First we sautéed onions and garlic then added seasonings followed by tomato paste, working it in with the back of a wooden spoon, which brings out the flavor of the paste.  Then we added the fresh and canned tomatoes.  Simmered the sauce for about 30 minutes then put the whole contents of the skillet through a food mill, leaving the skins and the seeds of the tomatoes behind.

Apple sauce is another great use for the food mill.  Don’t peel the apples, just leave out the seeds and the stem.  After the apples are cooked and you mill them,  the skins will be left  behind and your sauce will be vibrant with color and more flavor and vitamins from being cooked with the skins.

Penne Arrabiata ©Karen Lee 2013

 3 tablespoons extra virgin olive oil

4 cloves garlic, sliced

¼ cup diced onions

2 tablespoons diced shallots

½ cup diced leeks (white and light green parts)

1/16 teaspoon cayenne (more if you like spicy)

½ teaspoon sugar

½ teaspoon dried oregano

1 teaspoon salt

1 or 2 jalapeno peppers (seeds and membrane removed), and diced (use rubber gloves)

2 tablespoons tomato paste

1 pound fresh tomatoes, diced

28-oz can whole peeled tomatoes with liquid (remove basil from can if any); use hands to squeeze and crush into large chunks

1 pound Penne

1/2 cup freshly grated Parmesan cheese

2 tablespoons olive oil to drizzle on pasta before serving

1 teaspoon chili oil (optional)

Heat oil, add garlic, sauté for 2 minutes over low to medium heat.  Add onion, shallots, leeks; sauté for an additional 4 minutes or until the onions just  begin to take on color.  Add cayenne, sugar, oregano and salt; sauté another 2 minutes to bring out the flavor.  Add jalapenos; sauté 1 minute.  Add the tomato paste; let sizzle in pan for two minutes.  Add the diced fresh tomatoes and the canned tomatoes with their juice; simmer for 30-40 minutes or until the sauce separates.

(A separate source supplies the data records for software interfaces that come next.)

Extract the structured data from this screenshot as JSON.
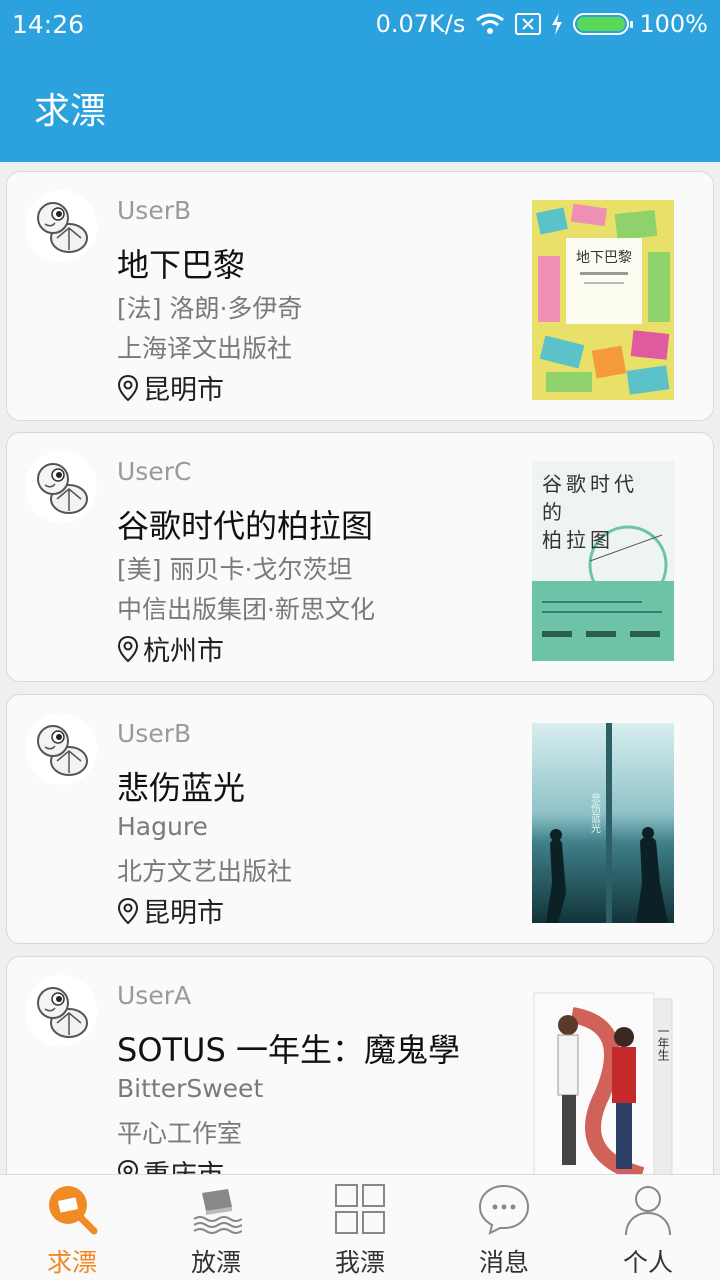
{
  "status": {
    "time": "14:26",
    "speed": "0.07K/s",
    "battery": "100%"
  },
  "header": {
    "title": "求漂"
  },
  "items": [
    {
      "user": "UserB",
      "title": "地下巴黎",
      "author": "[法] 洛朗·多伊奇",
      "publisher": "上海译文出版社",
      "location": "昆明市",
      "cover_text": "地下巴黎"
    },
    {
      "user": "UserC",
      "title": "谷歌时代的柏拉图",
      "author": "[美] 丽贝卡·戈尔茨坦",
      "publisher": "中信出版集团·新思文化",
      "location": "杭州市",
      "cover_text": "谷歌时代的柏拉图"
    },
    {
      "user": "UserB",
      "title": "悲伤蓝光",
      "author": "Hagure",
      "publisher": "北方文艺出版社",
      "location": "昆明市",
      "cover_text": "悲伤蓝光"
    },
    {
      "user": "UserA",
      "title": "SOTUS  一年生：魔鬼學",
      "author": "BitterSweet",
      "publisher": "平心工作室",
      "location": "重庆市",
      "cover_text": "一年生"
    }
  ],
  "tabs": [
    {
      "label": "求漂",
      "icon": "search-book-icon",
      "active": true
    },
    {
      "label": "放漂",
      "icon": "book-drift-icon",
      "active": false
    },
    {
      "label": "我漂",
      "icon": "grid-icon",
      "active": false
    },
    {
      "label": "消息",
      "icon": "chat-bubble-icon",
      "active": false
    },
    {
      "label": "个人",
      "icon": "person-icon",
      "active": false
    }
  ],
  "colors": {
    "primary": "#2ba1dd",
    "accent": "#f08a24"
  }
}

Cook pasta for half the time the package directs and then taste.  Make it al dente.  Drain then add to sauce to coat.  Turn off heat and toss using two wooden spoons.  Place on a serving platter and add the parmesan cheese.  Toss again then drizzle with finishing oil and optional chili oil.  Garnish with whole sprigs of parsley or basil leaves.

 

 

 

 

 

 

La Sauce C’est Tout

 

The French say, “The sauce is everything”.

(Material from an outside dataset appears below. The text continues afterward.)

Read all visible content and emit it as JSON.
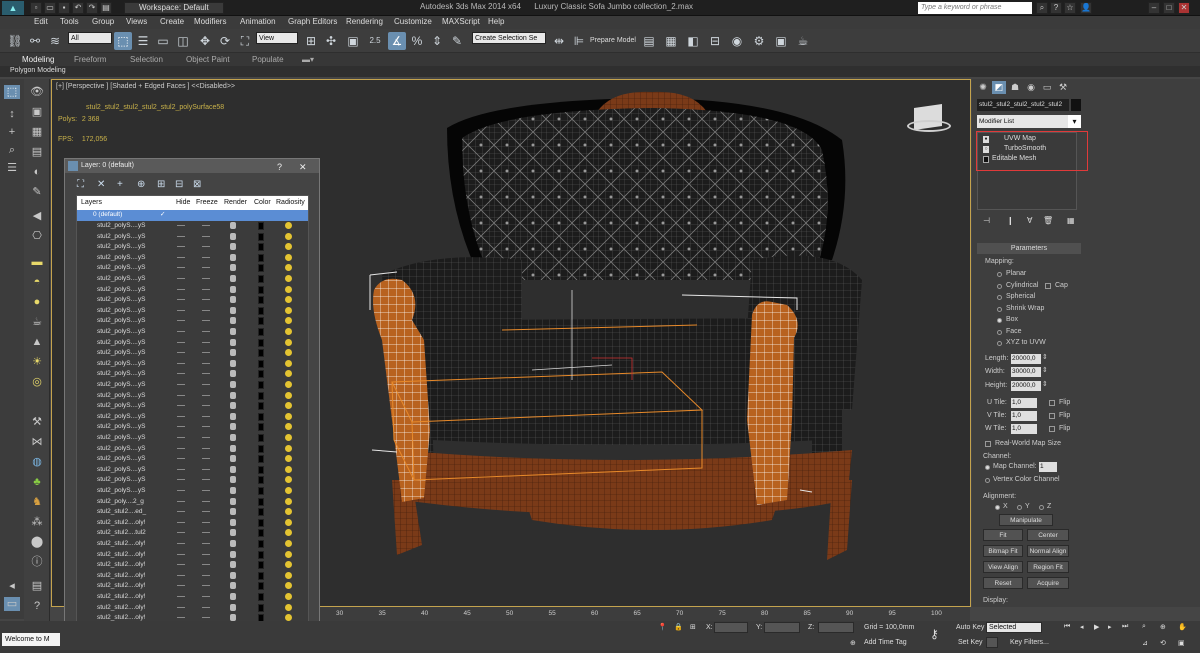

For the roasted Poussin I just wrote about on March 18th, a simple but delicious sauce can be made from the natural drippings from the skillet in which you roasted the Poussin (little chicken).

To Make The Sauce

After having removed the Poussin to a plate, add 2 tablespoons white wine or sherry to the drippings in the skillet in which you have roasted the Poussin.  Reduce over low heat for 2 minutes.  Add 3 tablespoons of chicken stock and reduce a few minutes  or by 50 percent.  Dissolve 1 teaspoon arrowroot or water chestnut powder in 1 tablespoon water.  Add this binder to sauce to thicken. Still over low heat pour the binder slowly with one hand while continuously stirring with the other. You could swirl in 2 teaspoons of butter to make the sauce extra delicious but you can also get away without the butter.  Remove sauce from heat immediately lest the butter will break, i.e., will separate from the sauce.  Done.

For sherry I like Savory and James Amontillado, Jerez.   For the white wine I like Mokoroa, Cosecha, 2011.  I buy these two brands at the 67 Wine and Spirits, 212-724-6767.  Ask for Oscar.